Kevin D. Ward, Danielle M. Varda, Diana Epstein, Barbara Lane
The American Review of Public Administration, Volume 48, pp 852-871; https://doi.org/10.1177/0275074017745354

Abstract:
This article details the development and implementation of the Federal Emergency Management Agency (FEMA) Corps program, a federal interagency partnership. While many federal agencies partner through fee-for-service arrangements and contracts, few contemporary examples of interagency program creation and implementation are available. This article develops an interagency collaboration framework by drawing from the collaboration literature, as well as literature on institutions, to examine the development of this unique partnership. This research draws on key informant interviews and content analysis of documentation, including the interagency agreement (IAA), historical records, memos, meeting minutes, and participant observations. Findings suggest that even in formal IAAs, a strong history of informal institutional collaboration may be an important antecedent of forming and implementing collaborative arrangements. Similarly, the presence of a champion may play an important role in cultivating and developing both informal and formal institutions that create an opportunity to collaborate. Finally, the rules-in-use and the rules-in-form may vary at different levels of management. As the federal government increasingly employs interagency partnerships, this article provides lessons for developing relationships, identifying and understanding roles, crossing organizational boundaries, and merging both agency cultures and administrative processes.

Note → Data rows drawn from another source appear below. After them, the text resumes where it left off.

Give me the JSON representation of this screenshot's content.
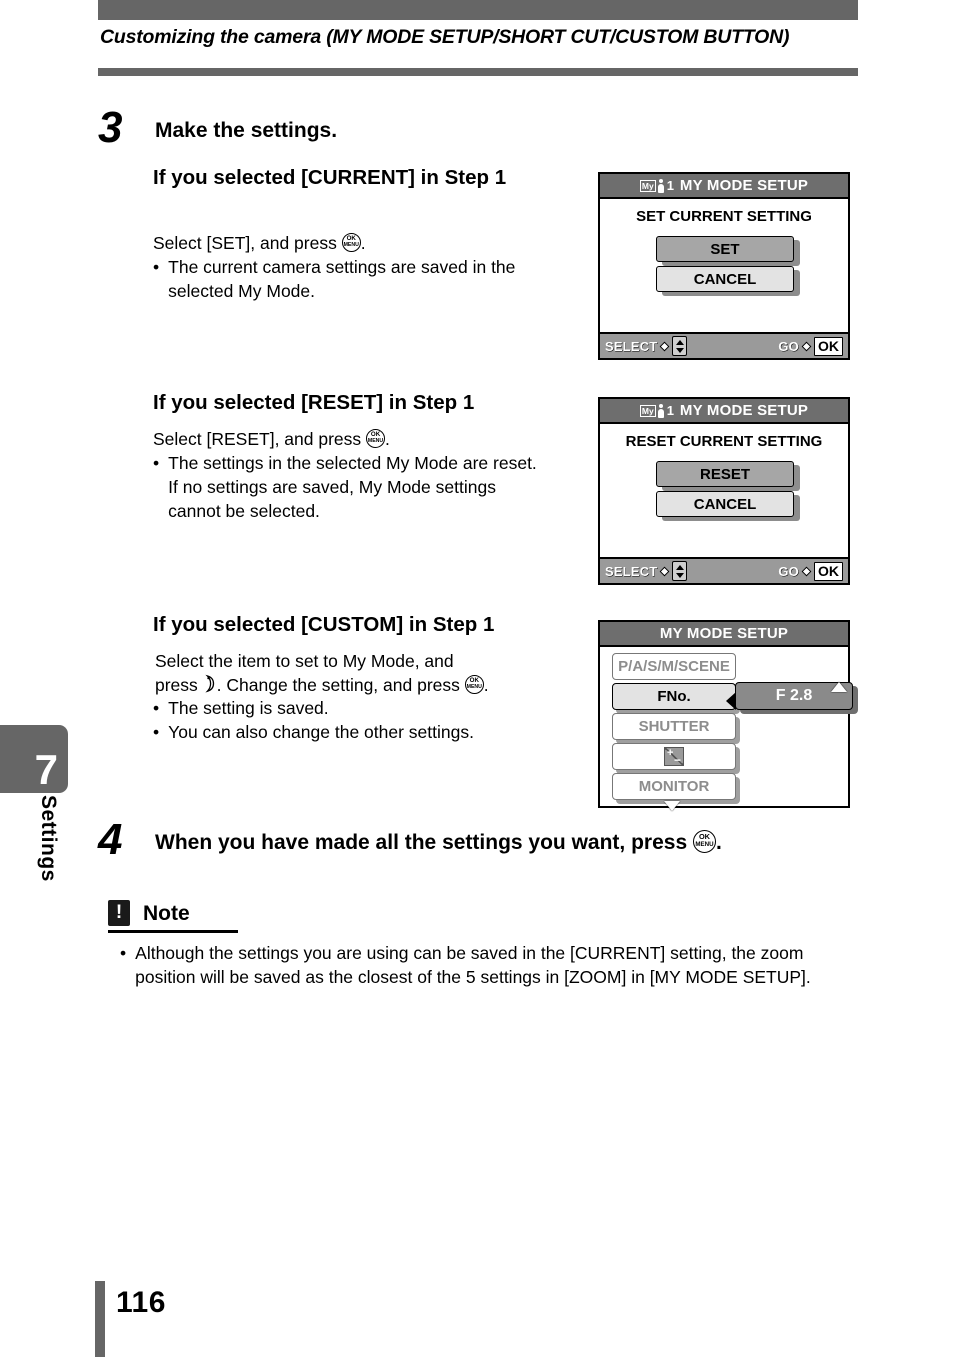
{
  "header": {
    "title": "Customizing the camera (MY MODE SETUP/SHORT CUT/CUSTOM BUTTON)"
  },
  "sidebar": {
    "chapter_number": "7",
    "chapter_label": "Settings"
  },
  "footer": {
    "page_number": "116"
  },
  "steps": [
    {
      "number": "3",
      "title": "Make the settings."
    },
    {
      "number": "4",
      "title_before_icon": "When you have made all the settings you want, press",
      "icon": "ok-menu-button-icon",
      "title_after_icon": "."
    }
  ],
  "sections": [
    {
      "heading": "If you selected [CURRENT] in Step 1",
      "instruction_before_icon": "Select [SET], and press",
      "instruction_icon": "ok-menu-button-icon",
      "instruction_after_icon": ".",
      "bullets": [
        "The current camera settings are saved in the selected My Mode."
      ]
    },
    {
      "heading": "If you selected [RESET] in Step 1",
      "instruction_before_icon": "Select [RESET], and press",
      "instruction_icon": "ok-menu-button-icon",
      "instruction_after_icon": ".",
      "bullets": [
        "The settings in the selected My Mode are reset.",
        "If no settings are saved, My Mode settings cannot be selected."
      ]
    },
    {
      "heading": "If you selected [CUSTOM] in Step 1",
      "instruction_line1": "Select the item to set to My Mode, and",
      "instruction_line2_a": "press",
      "instruction_line2_icon": "right-arrow-pad-icon",
      "instruction_line2_b": ". Change the setting, and press",
      "instruction_line2_icon2": "ok-menu-button-icon",
      "instruction_line2_c": ".",
      "bullets": [
        "The setting is saved.",
        "You can also change the other settings."
      ]
    }
  ],
  "note": {
    "icon": "exclamation-icon",
    "icon_glyph": "!",
    "label": "Note",
    "bullets": [
      "Although the settings you are using can be saved in the [CURRENT] setting, the zoom position will be saved as the closest of the 5 settings in [ZOOM] in [MY MODE SETUP]."
    ]
  },
  "screens": [
    {
      "id": "current-screen",
      "title": "MY MODE SETUP",
      "title_icon": "my-mode-1-icon",
      "caption": "SET CURRENT SETTING",
      "buttons": [
        {
          "label": "SET",
          "selected": true
        },
        {
          "label": "CANCEL",
          "selected": false
        }
      ],
      "footer_left_label": "SELECT",
      "footer_left_icon": "up-down-pad-icon",
      "footer_right_label": "GO",
      "footer_right_icon": "ok-box-icon",
      "footer_right_value": "OK"
    },
    {
      "id": "reset-screen",
      "title": "MY MODE SETUP",
      "title_icon": "my-mode-1-icon",
      "caption": "RESET CURRENT SETTING",
      "buttons": [
        {
          "label": "RESET",
          "selected": true
        },
        {
          "label": "CANCEL",
          "selected": false
        }
      ],
      "footer_left_label": "SELECT",
      "footer_left_icon": "up-down-pad-icon",
      "footer_right_label": "GO",
      "footer_right_icon": "ok-box-icon",
      "footer_right_value": "OK"
    },
    {
      "id": "custom-screen",
      "title": "MY MODE SETUP",
      "menu_items": [
        {
          "label": "P/A/S/M/SCENE",
          "active": false
        },
        {
          "label": "FNo.",
          "active": true
        },
        {
          "label": "SHUTTER",
          "active": false
        },
        {
          "label": "",
          "active": false,
          "icon": "exposure-compensation-icon"
        },
        {
          "label": "MONITOR",
          "active": false
        }
      ],
      "value": "F 2.8"
    }
  ]
}
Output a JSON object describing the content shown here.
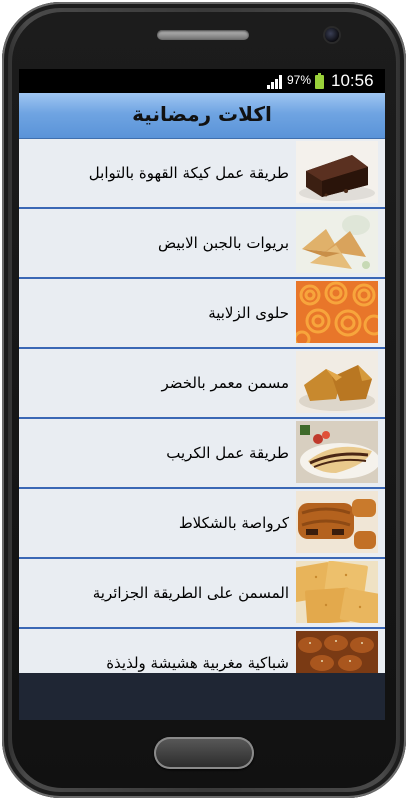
{
  "status_bar": {
    "battery_percent": "97%",
    "time": "10:56",
    "icons": [
      "signal-icon",
      "battery-icon"
    ]
  },
  "app": {
    "title": "اكلات رمضانية"
  },
  "recipes": [
    {
      "label": "طريقة عمل كيكة القهوة بالتوابل",
      "thumb": "coffee-cake-image"
    },
    {
      "label": "بريوات بالجبن الابيض",
      "thumb": "briouats-image"
    },
    {
      "label": "حلوى الزلابية",
      "thumb": "zalabia-image"
    },
    {
      "label": "مسمن معمر بالخضر",
      "thumb": "stuffed-msemen-image"
    },
    {
      "label": "طريقة عمل الكريب",
      "thumb": "crepe-image"
    },
    {
      "label": "كرواصة بالشكلاط",
      "thumb": "chocolate-croissant-image"
    },
    {
      "label": "المسمن على الطريقة الجزائرية",
      "thumb": "algerian-msemen-image"
    },
    {
      "label": "شباكية مغربية هشيشة ولذيذة",
      "thumb": "chebakia-image"
    }
  ],
  "colors": {
    "title_bar_top": "#9fc6f2",
    "title_bar_bottom": "#5a93d8",
    "list_background": "#e9edf2",
    "divider": "#3a67b5"
  }
}
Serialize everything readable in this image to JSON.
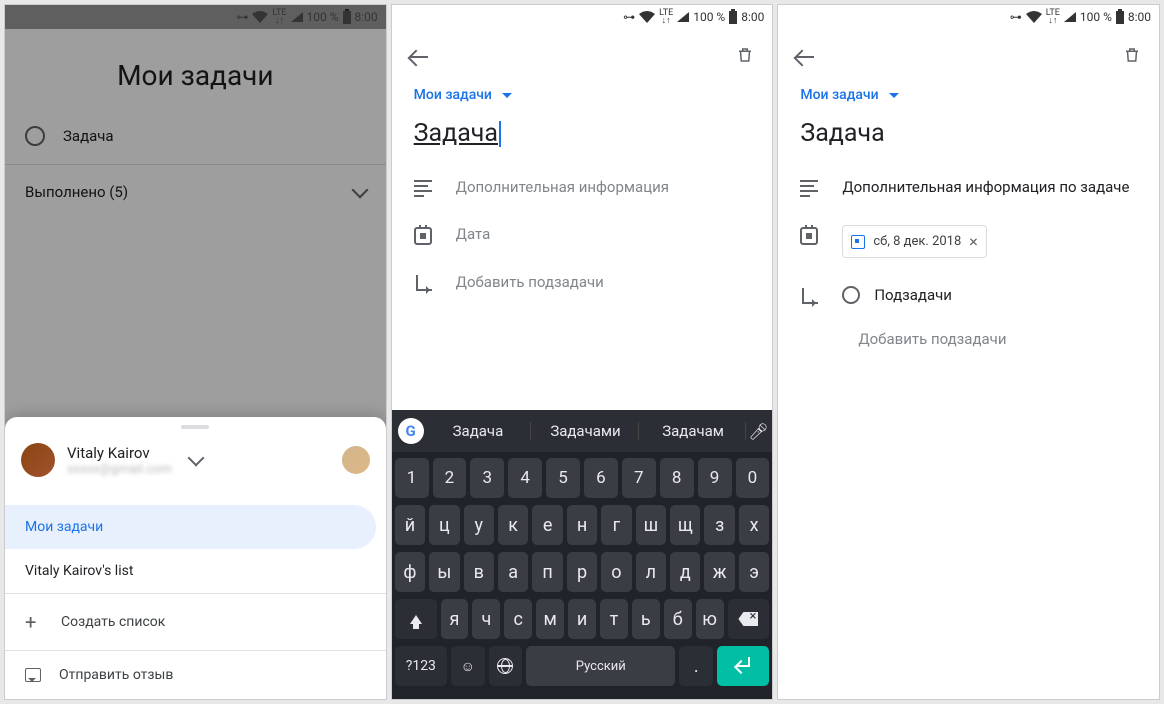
{
  "status": {
    "network": "LTE",
    "battery_pct": "100 %",
    "time": "8:00"
  },
  "s1": {
    "title": "Мои задачи",
    "task": "Задача",
    "completed": "Выполнено (5)",
    "account_name": "Vitaly Kairov",
    "list_selected": "Мои задачи",
    "list_other": "Vitaly Kairov's list",
    "create_list": "Создать список",
    "feedback": "Отправить отзыв"
  },
  "s2": {
    "list_name": "Мои задачи",
    "task_title": "Задача",
    "notes_ph": "Дополнительная информация",
    "date_ph": "Дата",
    "subtask_ph": "Добавить подзадачи",
    "suggestions": [
      "Задача",
      "Задачами",
      "Задачам"
    ],
    "kb_rows": {
      "nums": [
        "1",
        "2",
        "3",
        "4",
        "5",
        "6",
        "7",
        "8",
        "9",
        "0"
      ],
      "r1": [
        "й",
        "ц",
        "у",
        "к",
        "е",
        "н",
        "г",
        "ш",
        "щ",
        "з",
        "х"
      ],
      "r2": [
        "ф",
        "ы",
        "в",
        "а",
        "п",
        "р",
        "о",
        "л",
        "д",
        "ж",
        "э"
      ],
      "r3": [
        "я",
        "ч",
        "с",
        "м",
        "и",
        "т",
        "ь",
        "б",
        "ю"
      ]
    },
    "kb_sym": "?123",
    "kb_lang": "Русский"
  },
  "s3": {
    "list_name": "Мои задачи",
    "task_title": "Задача",
    "notes": "Дополнительная информация по задаче",
    "date": "сб, 8 дек. 2018",
    "subtask": "Подзадачи",
    "add_sub": "Добавить подзадачи"
  }
}
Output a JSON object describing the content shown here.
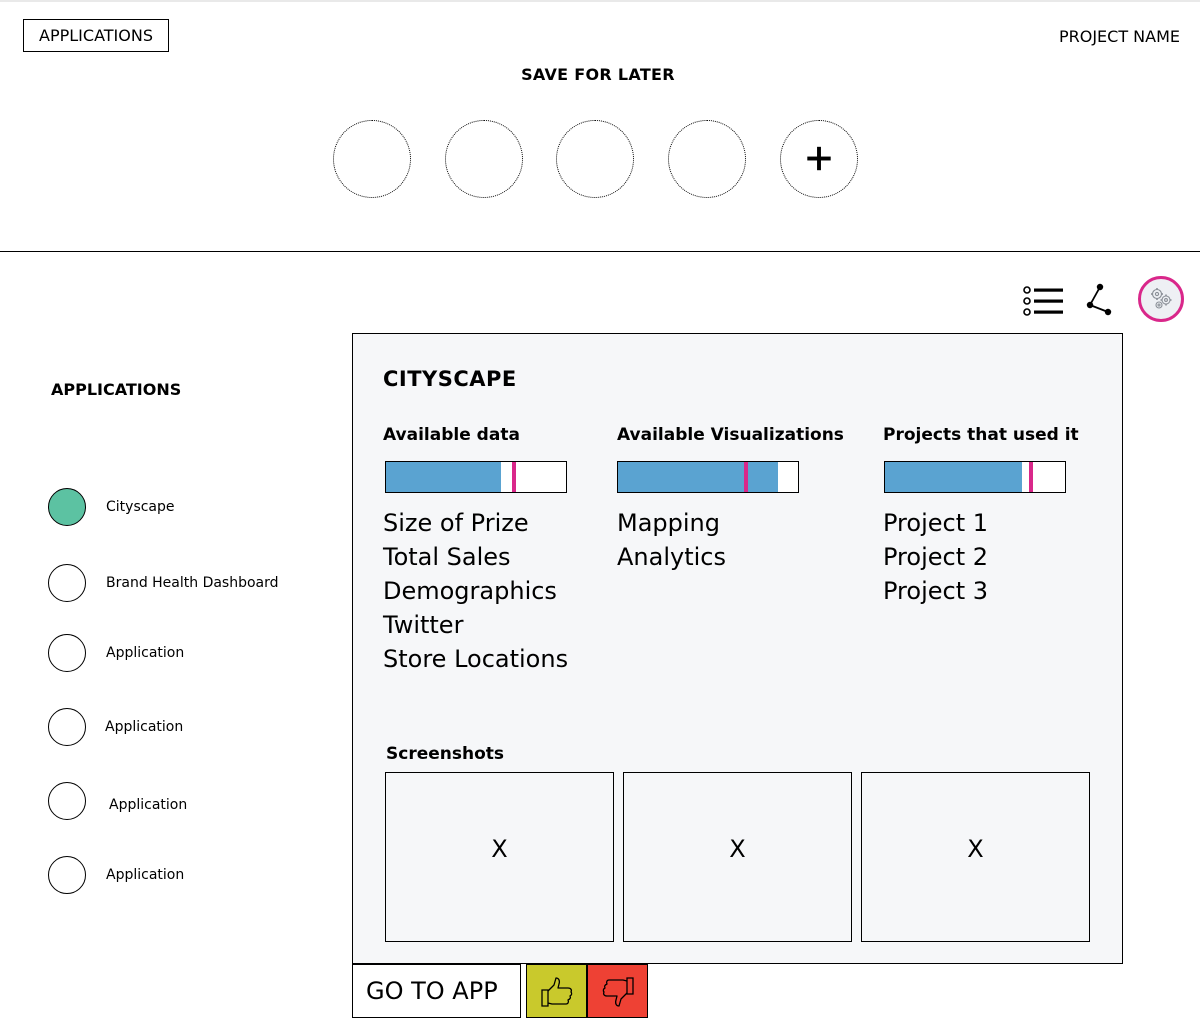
{
  "header": {
    "applications_button": "APPLICATIONS",
    "project_name": "PROJECT NAME",
    "save_for_later_title": "SAVE FOR LATER",
    "slots": [
      {
        "state": "empty"
      },
      {
        "state": "empty"
      },
      {
        "state": "empty"
      },
      {
        "state": "empty"
      },
      {
        "state": "add",
        "icon": "plus-icon"
      }
    ]
  },
  "toolbar": {
    "icons": [
      "list-view-icon",
      "graph-view-icon",
      "settings-gears-icon"
    ],
    "accent_color": "#d9278a"
  },
  "sidebar": {
    "title": "APPLICATIONS",
    "items": [
      {
        "label": "Cityscape",
        "active": true
      },
      {
        "label": "Brand Health Dashboard",
        "active": false
      },
      {
        "label": "Application",
        "active": false
      },
      {
        "label": "Application",
        "active": false
      },
      {
        "label": "Application",
        "active": false
      },
      {
        "label": "Application",
        "active": false
      }
    ],
    "active_color": "#5cc2a2"
  },
  "detail": {
    "title": "CITYSCAPE",
    "columns": [
      {
        "title": "Available data",
        "bar": {
          "fill_pct": 64,
          "marker_pct": 71
        },
        "items": [
          "Size of Prize",
          "Total Sales",
          "Demographics",
          "Twitter",
          "Store Locations"
        ]
      },
      {
        "title": "Available Visualizations",
        "bar": {
          "fill_pct": 89,
          "marker_pct": 71
        },
        "items": [
          "Mapping",
          "Analytics"
        ]
      },
      {
        "title": "Projects that used it",
        "bar": {
          "fill_pct": 76,
          "marker_pct": 81
        },
        "items": [
          "Project 1",
          "Project 2",
          "Project 3"
        ]
      }
    ],
    "bar_fill_color": "#5aa3d1",
    "bar_marker_color": "#d9278a",
    "screenshots_title": "Screenshots",
    "screenshots": [
      "X",
      "X",
      "X"
    ]
  },
  "actions": {
    "go_to_app": "GO TO APP",
    "thumbs_up_color": "#c9c92c",
    "thumbs_down_color": "#ee4134"
  }
}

, Carolin J. Waldner, Yasemin I. Dere, Yuka Matsuo, Kevin Högy
Published: 22 June 2017
Nonprofit and Voluntary Sector Quarterly, Volume 46, pp 1092-1105; https://doi.org/10.1177/0899764017720770

Abstract:
In this study, we experimentally test the impact of a formal signal (a third-party certificate) and an informal signal (self-proclaimed management quality with respect to social entrepreneurship) on stakeholder supportive intentions and perceived organizational effectiveness. Our study confirms the social entrepreneurship advantage, but we find no proof of a convincing effect from the formal signal. However, complementary analyses and additional testing of control variables add new perspectives on the relative importance of the social entrepreneurship advantage and on potential moderators that could better explain in future studies the varying effects and specific contextual elements that influence formal and informal reputation-building signals.
Page of 1
Articles per Page
by
Show export options
  Select all
Back to Top Top